Humanity in an Age of Fear
A New Hampshire freshman on the bus home from high school, I read through the day’s CNN push notifications on my phone. I read, unsurprised and admiring, of the Ethiopian Lelisa Benti and Kenyan Rita Jeptoo’s victories in the Boston Marathon, going on only an hour away from home. Without warning, more notifications poured in—reports of an explosion at the marathon’s finish line. I sat stunned and looked around the near empty bus at the oblivious faces.
The Boston Marathon bombing was the talk of the school for the next few weeks. “Boston Strong” shirts trended and all of New England became tense as the manhunt proceeded. My Economics teacher remarked that only Bostonians know how to get it done; the whole city was shuttered as police swept through their leads. All of a sudden, we were all proud to be New Englanders and then Americans.

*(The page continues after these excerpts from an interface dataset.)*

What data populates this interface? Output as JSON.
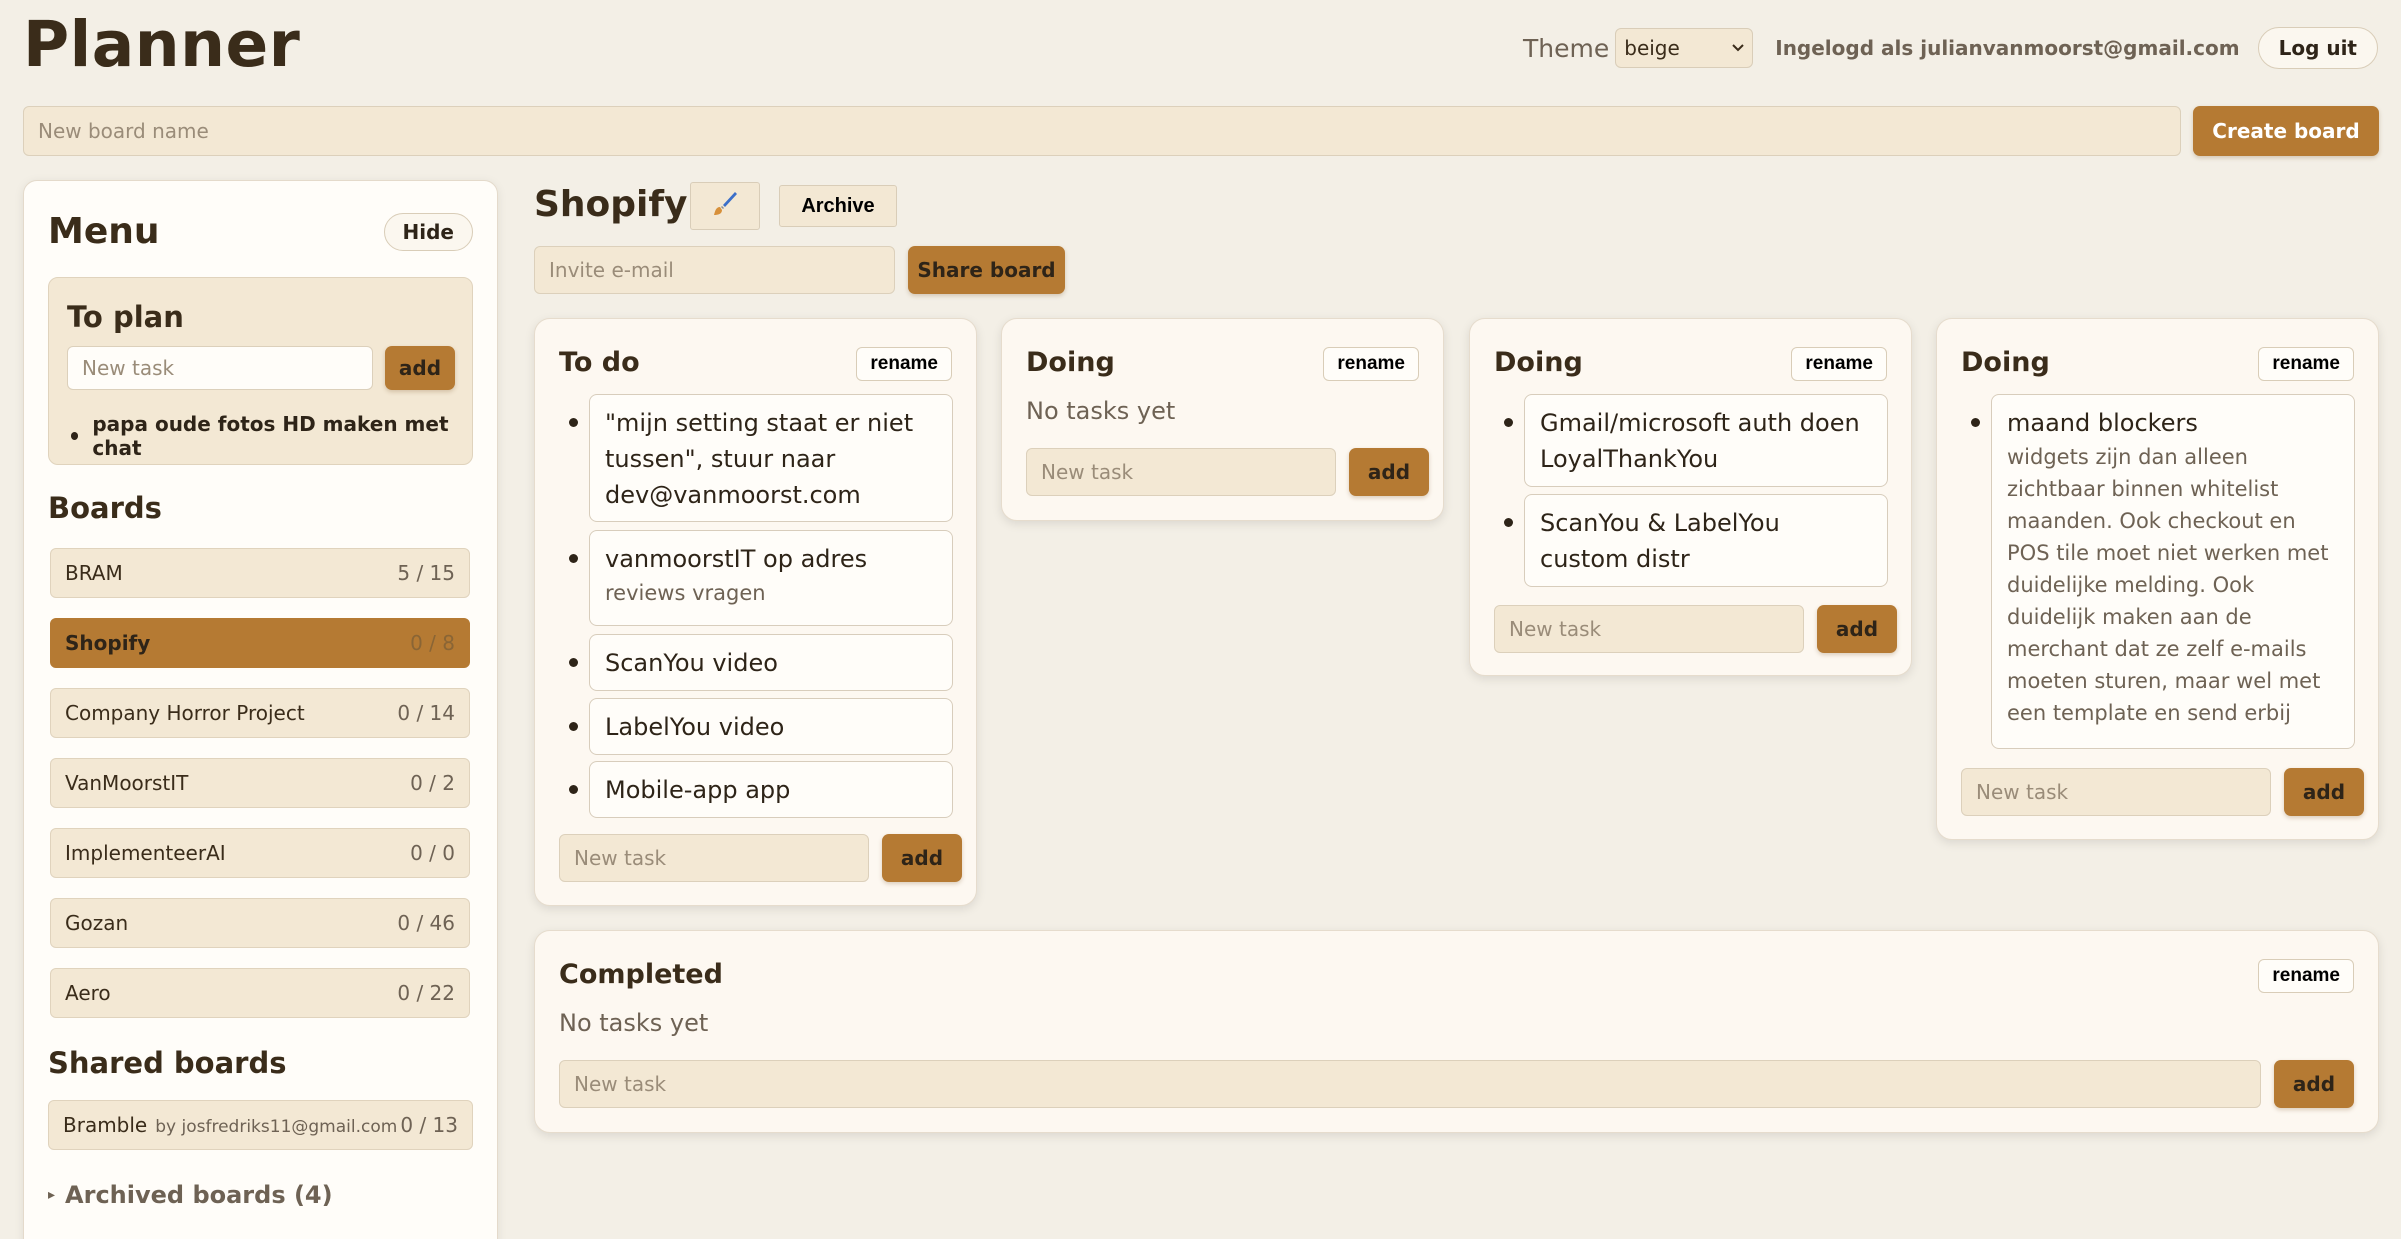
{
  "app": {
    "title": "Planner"
  },
  "topbar": {
    "theme_label": "Theme",
    "theme_value": "beige",
    "user_label": "Ingelogd als julianvanmoorst@gmail.com",
    "logout_label": "Log uit"
  },
  "newboard": {
    "placeholder": "New board name",
    "create_label": "Create board"
  },
  "sidebar": {
    "title": "Menu",
    "hide_label": "Hide",
    "toplan": {
      "title": "To plan",
      "input_placeholder": "New task",
      "add_label": "add",
      "items": [
        "papa oude fotos HD maken met chat"
      ]
    },
    "boards_title": "Boards",
    "boards": [
      {
        "name": "BRAM",
        "count": "5 / 15"
      },
      {
        "name": "Shopify",
        "count": "0 / 8",
        "active": true
      },
      {
        "name": "Company Horror Project",
        "count": "0 / 14"
      },
      {
        "name": "VanMoorstIT",
        "count": "0 / 2"
      },
      {
        "name": "ImplementeerAI",
        "count": "0 / 0"
      },
      {
        "name": "Gozan",
        "count": "0 / 46"
      },
      {
        "name": "Aero",
        "count": "0 / 22"
      }
    ],
    "shared_title": "Shared boards",
    "shared": [
      {
        "name": "Bramble",
        "by": "by josfredriks11@gmail.com",
        "count": "0 / 13"
      }
    ],
    "archived_label": "Archived boards (4)"
  },
  "board": {
    "title": "Shopify",
    "archive_label": "Archive",
    "invite_placeholder": "Invite e-mail",
    "share_label": "Share board",
    "rename_label": "rename",
    "new_task_placeholder": "New task",
    "add_label": "add",
    "no_tasks": "No tasks yet",
    "columns": [
      {
        "title": "To do",
        "tasks": [
          {
            "title": "\"mijn setting staat er niet tussen\", stuur naar dev@vanmoorst.com"
          },
          {
            "title": "vanmoorstIT op adres",
            "desc": "reviews vragen"
          },
          {
            "title": "ScanYou video"
          },
          {
            "title": "LabelYou video"
          },
          {
            "title": "Mobile-app app"
          }
        ]
      },
      {
        "title": "Doing",
        "tasks": []
      },
      {
        "title": "Doing",
        "tasks": [
          {
            "title": "Gmail/microsoft auth doen LoyalThankYou"
          },
          {
            "title": "ScanYou & LabelYou custom distr"
          }
        ]
      },
      {
        "title": "Doing",
        "tasks": [
          {
            "title": "maand blockers",
            "desc": "widgets zijn dan alleen zichtbaar binnen whitelist maanden. Ook checkout en POS tile moet niet werken met duidelijke melding. Ook duidelijk maken aan de merchant dat ze zelf e-mails moeten sturen, maar wel met een template en send erbij"
          }
        ]
      }
    ],
    "completed": {
      "title": "Completed"
    }
  },
  "colors": {
    "accent": "#b57a33",
    "background": "#f3efe6",
    "surface": "#fffdf9"
  },
  "icons": {
    "palette": "paintbrush-icon",
    "select": "chevron-down-icon",
    "archived": "triangle-right-icon"
  }
}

Such feelings of unity and patriotism surge after acts of terrorism. As Muslim extremists and as “foreigners” (Dzhokhar Tsarnaev became a naturalized US Citizen in 2012, his brother Tamerlan had permanent resident status at the time of his death), the Tsarnaev brothers easily aroused the country’s anger. But what about “domestic” terrorists? American-on-American terrorism is disorienting. As much as we all may differ in our views, it is an American principle that life and liberty are “inalienable rights,” that personal beliefs should never be subject to coercion.
The UNABOMBER, Oklahoma City, Charleston Church, Pulse—all hearken to mind scenes of unspeakable violence. The motives behind these acts include anarchism, retaliation against government actions, racial superiority and Islamic extremism, respectively. But each are done with the intention of frightening people and the government into compliance with a personal ideology.
On an April day in 1995, an explosion rocked the Alfred P. Murrah Federal Building in Oklahoma City. One side of the building collapsed and the offices within were left a smoldering heap of metal. A veteran of the Gulf War, Timothy McVeigh wanted revenge for government conduct in Waco, Texas and in the Randy Weaver case. His further criticism of American ownership of weapons of mass destruction and consumption of neo-Nazi tracts fueled his hatred of the government. His thoughts manifested themselves in violent action and he and a partner detonated a car bomb in the Murrah Federal Building, killing 168 people, to garner attention to his cause. Three months before the September 11, 2001 attacks, McVeigh was executed.
Common morality would condemn McVeigh’s actions. He targeted government employees uninvolved in the events he protested. In his mind and the mind of other terrorists, foreign or domestic, the cause was greater than the individual—and the victims. Another event often unconsidered in the discussion of terrorism is the Harper's Ferry raids. The abolitionist John Brown had already killed pro-slavery advocates in the mini-civil war of Bloody Kansas. Brown wanted to incite a slave revolt across the South by seizing weapons and ammunition at the federal armory in Harper’s Ferry, Virginia. Frustrated at government slowness and infighting regarding the slave issue, Brown tried to force the issue.
Brown is often justified in his actions for the righteousness of his cause, in spite of the deaths it cost. McVeigh is condemned. Why is that? Brown blasted the injustices and atrocities of slavery; McVeigh protested the nuclear bombings of Nagasaki and Hiroshima and the deaths of (some) innocents in Waco and of Weaver. When we consider Islamic terrorism, do we remember the Crusades or the Inquisition? One might argue that Catholics had subverted the Bible to support their beliefs; then what of Muslim extremists?
I am not trying to equalize these situations. That is the danger of revisionist history—of seeing and judging the past in the conceptual lens of a modern worldview. However, I challenge everyone to consider all sides of the terrorist issue and the mental processes of those corrupted into believing that the propagation of ideology overrides the right to life. I will forever condemn terrorism. However, there is a clause in the P.A.T.R.I.O.T. Act that permits incarceration without trial of those suspected of terrorism, ties to terrorists or terrorist tendencies. A fellow Adventist, looking to the potential future, warned me that this clause might be abused to persecute religious groups into submission. Coupled with the President’s cultivating of media outlets, I fear the potential for those who stand for God to be libeled and defamed in the media in order to justify their persecution.
In 1941, Franklin D. Roosevelt’s famous “Four Freedoms” speech articulated these human rights: freedom of speech, freedom of worship, freedom from want, and freedom from fear. Besides freedom from want, I see the other three increasingly violated in the divisiveness of American society. Racialization, political partisanship, religious tension and xenophobia all contribute to an atmosphere of fear which encourages government and popular encroachment on human rights.